Records from a dataset

# # # # #

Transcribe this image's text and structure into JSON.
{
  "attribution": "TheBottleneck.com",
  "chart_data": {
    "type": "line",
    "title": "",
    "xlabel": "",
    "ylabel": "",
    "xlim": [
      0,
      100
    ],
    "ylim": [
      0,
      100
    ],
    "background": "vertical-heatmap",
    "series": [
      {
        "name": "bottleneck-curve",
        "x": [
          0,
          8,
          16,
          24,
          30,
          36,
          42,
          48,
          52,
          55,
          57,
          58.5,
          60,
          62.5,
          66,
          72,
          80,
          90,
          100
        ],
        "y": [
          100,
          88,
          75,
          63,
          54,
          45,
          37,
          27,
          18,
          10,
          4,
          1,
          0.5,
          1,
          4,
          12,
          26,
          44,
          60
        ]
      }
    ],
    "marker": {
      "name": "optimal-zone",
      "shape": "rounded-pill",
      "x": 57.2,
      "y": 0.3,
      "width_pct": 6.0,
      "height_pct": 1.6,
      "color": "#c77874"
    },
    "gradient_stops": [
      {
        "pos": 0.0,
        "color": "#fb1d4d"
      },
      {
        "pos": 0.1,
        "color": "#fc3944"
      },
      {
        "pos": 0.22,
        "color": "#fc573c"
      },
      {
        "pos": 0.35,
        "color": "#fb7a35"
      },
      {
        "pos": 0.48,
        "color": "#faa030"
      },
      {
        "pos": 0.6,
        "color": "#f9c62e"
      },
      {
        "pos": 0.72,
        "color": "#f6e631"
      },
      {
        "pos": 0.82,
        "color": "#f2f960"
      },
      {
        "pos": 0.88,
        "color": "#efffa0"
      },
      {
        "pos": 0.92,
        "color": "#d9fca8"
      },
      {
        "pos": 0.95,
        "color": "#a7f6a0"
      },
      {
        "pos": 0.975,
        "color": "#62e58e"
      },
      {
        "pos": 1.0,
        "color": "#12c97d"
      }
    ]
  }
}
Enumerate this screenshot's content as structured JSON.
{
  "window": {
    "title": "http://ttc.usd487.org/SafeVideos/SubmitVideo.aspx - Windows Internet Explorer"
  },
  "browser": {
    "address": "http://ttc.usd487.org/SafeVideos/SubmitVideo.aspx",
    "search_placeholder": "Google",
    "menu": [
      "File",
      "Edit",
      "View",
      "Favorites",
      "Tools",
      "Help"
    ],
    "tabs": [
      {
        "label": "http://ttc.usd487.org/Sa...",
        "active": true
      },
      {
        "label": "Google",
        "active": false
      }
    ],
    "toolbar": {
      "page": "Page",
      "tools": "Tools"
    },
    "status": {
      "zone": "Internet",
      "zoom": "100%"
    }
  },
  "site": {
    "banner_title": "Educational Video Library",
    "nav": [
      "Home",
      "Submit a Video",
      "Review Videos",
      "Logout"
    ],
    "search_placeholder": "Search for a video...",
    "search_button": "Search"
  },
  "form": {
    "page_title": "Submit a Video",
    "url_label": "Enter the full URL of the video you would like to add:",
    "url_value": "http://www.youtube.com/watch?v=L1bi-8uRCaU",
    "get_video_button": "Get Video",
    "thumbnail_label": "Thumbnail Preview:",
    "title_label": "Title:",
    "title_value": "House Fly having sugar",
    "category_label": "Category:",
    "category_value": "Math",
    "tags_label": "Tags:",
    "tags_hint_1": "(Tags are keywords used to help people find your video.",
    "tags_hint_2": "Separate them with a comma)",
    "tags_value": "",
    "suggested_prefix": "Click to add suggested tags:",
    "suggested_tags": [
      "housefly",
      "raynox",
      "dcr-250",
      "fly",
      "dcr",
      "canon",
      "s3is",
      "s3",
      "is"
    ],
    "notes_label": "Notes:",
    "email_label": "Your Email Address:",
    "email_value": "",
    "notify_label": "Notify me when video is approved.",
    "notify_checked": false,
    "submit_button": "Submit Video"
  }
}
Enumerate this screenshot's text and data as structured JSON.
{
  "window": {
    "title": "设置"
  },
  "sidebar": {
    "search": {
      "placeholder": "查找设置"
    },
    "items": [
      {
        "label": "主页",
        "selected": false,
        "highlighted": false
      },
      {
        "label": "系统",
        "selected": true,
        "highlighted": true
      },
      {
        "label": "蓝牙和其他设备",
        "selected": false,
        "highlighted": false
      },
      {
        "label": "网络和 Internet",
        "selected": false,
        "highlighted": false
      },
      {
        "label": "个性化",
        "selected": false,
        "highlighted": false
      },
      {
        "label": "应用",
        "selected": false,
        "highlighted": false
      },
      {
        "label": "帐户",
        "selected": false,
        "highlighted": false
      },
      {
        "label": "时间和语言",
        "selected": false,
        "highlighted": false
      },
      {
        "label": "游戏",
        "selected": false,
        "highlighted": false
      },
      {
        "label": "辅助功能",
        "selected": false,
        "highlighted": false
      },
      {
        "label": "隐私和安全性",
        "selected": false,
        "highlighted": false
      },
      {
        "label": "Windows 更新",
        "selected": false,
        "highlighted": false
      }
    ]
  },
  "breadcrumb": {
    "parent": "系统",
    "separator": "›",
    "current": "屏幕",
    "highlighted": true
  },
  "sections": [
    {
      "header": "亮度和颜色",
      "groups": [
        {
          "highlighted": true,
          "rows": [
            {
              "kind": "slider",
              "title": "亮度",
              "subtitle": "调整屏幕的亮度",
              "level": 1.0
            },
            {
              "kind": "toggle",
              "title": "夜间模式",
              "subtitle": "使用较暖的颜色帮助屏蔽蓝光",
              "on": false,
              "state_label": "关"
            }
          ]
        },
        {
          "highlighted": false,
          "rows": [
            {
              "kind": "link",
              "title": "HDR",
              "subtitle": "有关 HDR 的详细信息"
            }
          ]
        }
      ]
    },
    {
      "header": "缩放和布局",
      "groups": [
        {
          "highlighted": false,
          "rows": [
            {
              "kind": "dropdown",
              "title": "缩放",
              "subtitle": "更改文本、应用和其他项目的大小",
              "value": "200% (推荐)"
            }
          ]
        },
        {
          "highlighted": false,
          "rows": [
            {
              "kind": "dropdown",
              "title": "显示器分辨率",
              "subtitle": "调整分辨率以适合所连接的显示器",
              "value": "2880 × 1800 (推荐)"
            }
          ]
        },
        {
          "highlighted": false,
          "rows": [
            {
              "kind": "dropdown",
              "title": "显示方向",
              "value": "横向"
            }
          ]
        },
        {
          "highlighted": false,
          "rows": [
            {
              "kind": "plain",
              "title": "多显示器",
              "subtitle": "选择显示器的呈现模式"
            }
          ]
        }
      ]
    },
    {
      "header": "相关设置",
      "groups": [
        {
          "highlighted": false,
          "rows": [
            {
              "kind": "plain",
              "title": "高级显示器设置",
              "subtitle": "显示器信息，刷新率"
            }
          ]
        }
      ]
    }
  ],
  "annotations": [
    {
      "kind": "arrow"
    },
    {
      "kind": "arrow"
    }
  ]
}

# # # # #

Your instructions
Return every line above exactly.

Written response
Transcribe this image's text and structure into JSON.
{
  "attribution": "TheBottleneck.com",
  "chart_data": {
    "type": "line",
    "title": "",
    "xlabel": "",
    "ylabel": "",
    "xlim": [
      0,
      100
    ],
    "ylim": [
      0,
      100
    ],
    "background": "vertical-heatmap",
    "series": [
      {
        "name": "bottleneck-curve",
        "x": [
          0,
          8,
          16,
          24,
          30,
          36,
          42,
          48,
          52,
          55,
          57,
          58.5,
          60,
          62.5,
          66,
          72,
          80,
          90,
          100
        ],
        "y": [
          100,
          88,
          75,
          63,
          54,
          45,
          37,
          27,
          18,
          10,
          4,
          1,
          0.5,
          1,
          4,
          12,
          26,
          44,
          60
        ]
      }
    ],
    "marker": {
      "name": "optimal-zone",
      "shape": "rounded-pill",
      "x": 57.2,
      "y": 0.3,
      "width_pct": 6.0,
      "height_pct": 1.6,
      "color": "#c77874"
    },
    "gradient_stops": [
      {
        "pos": 0.0,
        "color": "#fb1d4d"
      },
      {
        "pos": 0.1,
        "color": "#fc3944"
      },
      {
        "pos": 0.22,
        "color": "#fc573c"
      },
      {
        "pos": 0.35,
        "color": "#fb7a35"
      },
      {
        "pos": 0.48,
        "color": "#faa030"
      },
      {
        "pos": 0.6,
        "color": "#f9c62e"
      },
      {
        "pos": 0.72,
        "color": "#f6e631"
      },
      {
        "pos": 0.82,
        "color": "#f2f960"
      },
      {
        "pos": 0.88,
        "color": "#efffa0"
      },
      {
        "pos": 0.92,
        "color": "#d9fca8"
      },
      {
        "pos": 0.95,
        "color": "#a7f6a0"
      },
      {
        "pos": 0.975,
        "color": "#62e58e"
      },
      {
        "pos": 1.0,
        "color": "#12c97d"
      }
    ]
  }
}
Enumerate this screenshot's content as structured JSON.
{
  "window": {
    "title": "http://ttc.usd487.org/SafeVideos/SubmitVideo.aspx - Windows Internet Explorer"
  },
  "browser": {
    "address": "http://ttc.usd487.org/SafeVideos/SubmitVideo.aspx",
    "search_placeholder": "Google",
    "menu": [
      "File",
      "Edit",
      "View",
      "Favorites",
      "Tools",
      "Help"
    ],
    "tabs": [
      {
        "label": "http://ttc.usd487.org/Sa...",
        "active": true
      },
      {
        "label": "Google",
        "active": false
      }
    ],
    "toolbar": {
      "page": "Page",
      "tools": "Tools"
    },
    "status": {
      "zone": "Internet",
      "zoom": "100%"
    }
  },
  "site": {
    "banner_title": "Educational Video Library",
    "nav": [
      "Home",
      "Submit a Video",
      "Review Videos",
      "Logout"
    ],
    "search_placeholder": "Search for a video...",
    "search_button": "Search"
  },
  "form": {
    "page_title": "Submit a Video",
    "url_label": "Enter the full URL of the video you would like to add:",
    "url_value": "http://www.youtube.com/watch?v=L1bi-8uRCaU",
    "get_video_button": "Get Video",
    "thumbnail_label": "Thumbnail Preview:",
    "title_label": "Title:",
    "title_value": "House Fly having sugar",
    "category_label": "Category:",
    "category_value": "Math",
    "tags_label": "Tags:",
    "tags_hint_1": "(Tags are keywords used to help people find your video.",
    "tags_hint_2": "Separate them with a comma)",
    "tags_value": "",
    "suggested_prefix": "Click to add suggested tags:",
    "suggested_tags": [
      "housefly",
      "raynox",
      "dcr-250",
      "fly",
      "dcr",
      "canon",
      "s3is",
      "s3",
      "is"
    ],
    "notes_label": "Notes:",
    "email_label": "Your Email Address:",
    "email_value": "",
    "notify_label": "Notify me when video is approved.",
    "notify_checked": false,
    "submit_button": "Submit Video"
  }
}
Enumerate this screenshot's text and data as structured JSON.
{
  "window": {
    "title": "设置"
  },
  "sidebar": {
    "search": {
      "placeholder": "查找设置"
    },
    "items": [
      {
        "label": "主页",
        "selected": false,
        "highlighted": false
      },
      {
        "label": "系统",
        "selected": true,
        "highlighted": true
      },
      {
        "label": "蓝牙和其他设备",
        "selected": false,
        "highlighted": false
      },
      {
        "label": "网络和 Internet",
        "selected": false,
        "highlighted": false
      },
      {
        "label": "个性化",
        "selected": false,
        "highlighted": false
      },
      {
        "label": "应用",
        "selected": false,
        "highlighted": false
      },
      {
        "label": "帐户",
        "selected": false,
        "highlighted": false
      },
      {
        "label": "时间和语言",
        "selected": false,
        "highlighted": false
      },
      {
        "label": "游戏",
        "selected": false,
        "highlighted": false
      },
      {
        "label": "辅助功能",
        "selected": false,
        "highlighted": false
      },
      {
        "label": "隐私和安全性",
        "selected": false,
        "highlighted": false
      },
      {
        "label": "Windows 更新",
        "selected": false,
        "highlighted": false
      }
    ]
  },
  "breadcrumb": {
    "parent": "系统",
    "separator": "›",
    "current": "屏幕",
    "highlighted": true
  },
  "sections": [
    {
      "header": "亮度和颜色",
      "groups": [
        {
          "highlighted": true,
          "rows": [
            {
              "kind": "slider",
              "title": "亮度",
              "subtitle": "调整屏幕的亮度",
              "level": 1.0
            },
            {
              "kind": "toggle",
              "title": "夜间模式",
              "subtitle": "使用较暖的颜色帮助屏蔽蓝光",
              "on": false,
              "state_label": "关"
            }
          ]
        },
        {
          "highlighted": false,
          "rows": [
            {
              "kind": "link",
              "title": "HDR",
              "subtitle": "有关 HDR 的详细信息"
            }
          ]
        }
      ]
    },
    {
      "header": "缩放和布局",
      "groups": [
        {
          "highlighted": false,
          "rows": [
            {
              "kind": "dropdown",
              "title": "缩放",
              "subtitle": "更改文本、应用和其他项目的大小",
              "value": "200% (推荐)"
            }
          ]
        },
        {
          "highlighted": false,
          "rows": [
            {
              "kind": "dropdown",
              "title": "显示器分辨率",
              "subtitle": "调整分辨率以适合所连接的显示器",
              "value": "2880 × 1800 (推荐)"
            }
          ]
        },
        {
          "highlighted": false,
          "rows": [
            {
              "kind": "dropdown",
              "title": "显示方向",
              "value": "横向"
            }
          ]
        },
        {
          "highlighted": false,
          "rows": [
            {
              "kind": "plain",
              "title": "多显示器",
              "subtitle": "选择显示器的呈现模式"
            }
          ]
        }
      ]
    },
    {
      "header": "相关设置",
      "groups": [
        {
          "highlighted": false,
          "rows": [
            {
              "kind": "plain",
              "title": "高级显示器设置",
              "subtitle": "显示器信息，刷新率"
            }
          ]
        }
      ]
    }
  ],
  "annotations": [
    {
      "kind": "arrow"
    },
    {
      "kind": "arrow"
    }
  ]
}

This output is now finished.